▸ Input:
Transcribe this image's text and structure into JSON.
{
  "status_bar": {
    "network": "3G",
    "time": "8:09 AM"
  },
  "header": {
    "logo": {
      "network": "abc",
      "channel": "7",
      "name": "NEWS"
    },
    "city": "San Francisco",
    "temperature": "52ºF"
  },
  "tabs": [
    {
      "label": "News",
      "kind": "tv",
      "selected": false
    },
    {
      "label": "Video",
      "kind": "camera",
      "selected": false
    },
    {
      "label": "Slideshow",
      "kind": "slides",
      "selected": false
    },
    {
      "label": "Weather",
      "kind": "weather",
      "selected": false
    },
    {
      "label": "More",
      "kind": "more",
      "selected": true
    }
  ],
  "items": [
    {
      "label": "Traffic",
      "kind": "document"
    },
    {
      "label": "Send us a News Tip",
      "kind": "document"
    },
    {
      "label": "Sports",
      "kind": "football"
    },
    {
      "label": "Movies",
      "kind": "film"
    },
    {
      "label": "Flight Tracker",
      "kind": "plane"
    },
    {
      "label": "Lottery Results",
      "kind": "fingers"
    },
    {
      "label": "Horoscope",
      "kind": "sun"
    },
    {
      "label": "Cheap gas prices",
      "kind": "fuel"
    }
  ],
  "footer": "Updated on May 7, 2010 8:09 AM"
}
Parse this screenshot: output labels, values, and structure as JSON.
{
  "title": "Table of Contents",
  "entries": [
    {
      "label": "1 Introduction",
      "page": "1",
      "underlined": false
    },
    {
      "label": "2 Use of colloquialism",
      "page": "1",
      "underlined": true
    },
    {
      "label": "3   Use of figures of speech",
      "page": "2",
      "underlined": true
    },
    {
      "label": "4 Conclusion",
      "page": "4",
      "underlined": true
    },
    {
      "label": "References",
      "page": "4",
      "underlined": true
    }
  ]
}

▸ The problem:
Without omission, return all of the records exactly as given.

▸ Reply:
Transcribe this image's text and structure into JSON.
{
  "status_bar": {
    "network": "3G",
    "time": "8:09 AM"
  },
  "header": {
    "logo": {
      "network": "abc",
      "channel": "7",
      "name": "NEWS"
    },
    "city": "San Francisco",
    "temperature": "52ºF"
  },
  "tabs": [
    {
      "label": "News",
      "kind": "tv",
      "selected": false
    },
    {
      "label": "Video",
      "kind": "camera",
      "selected": false
    },
    {
      "label": "Slideshow",
      "kind": "slides",
      "selected": false
    },
    {
      "label": "Weather",
      "kind": "weather",
      "selected": false
    },
    {
      "label": "More",
      "kind": "more",
      "selected": true
    }
  ],
  "items": [
    {
      "label": "Traffic",
      "kind": "document"
    },
    {
      "label": "Send us a News Tip",
      "kind": "document"
    },
    {
      "label": "Sports",
      "kind": "football"
    },
    {
      "label": "Movies",
      "kind": "film"
    },
    {
      "label": "Flight Tracker",
      "kind": "plane"
    },
    {
      "label": "Lottery Results",
      "kind": "fingers"
    },
    {
      "label": "Horoscope",
      "kind": "sun"
    },
    {
      "label": "Cheap gas prices",
      "kind": "fuel"
    }
  ],
  "footer": "Updated on May 7, 2010 8:09 AM"
}
Parse this screenshot: output labels, values, and structure as JSON.
{
  "title": "Table of Contents",
  "entries": [
    {
      "label": "1 Introduction",
      "page": "1",
      "underlined": false
    },
    {
      "label": "2 Use of colloquialism",
      "page": "1",
      "underlined": true
    },
    {
      "label": "3   Use of figures of speech",
      "page": "2",
      "underlined": true
    },
    {
      "label": "4 Conclusion",
      "page": "4",
      "underlined": true
    },
    {
      "label": "References",
      "page": "4",
      "underlined": true
    }
  ]
}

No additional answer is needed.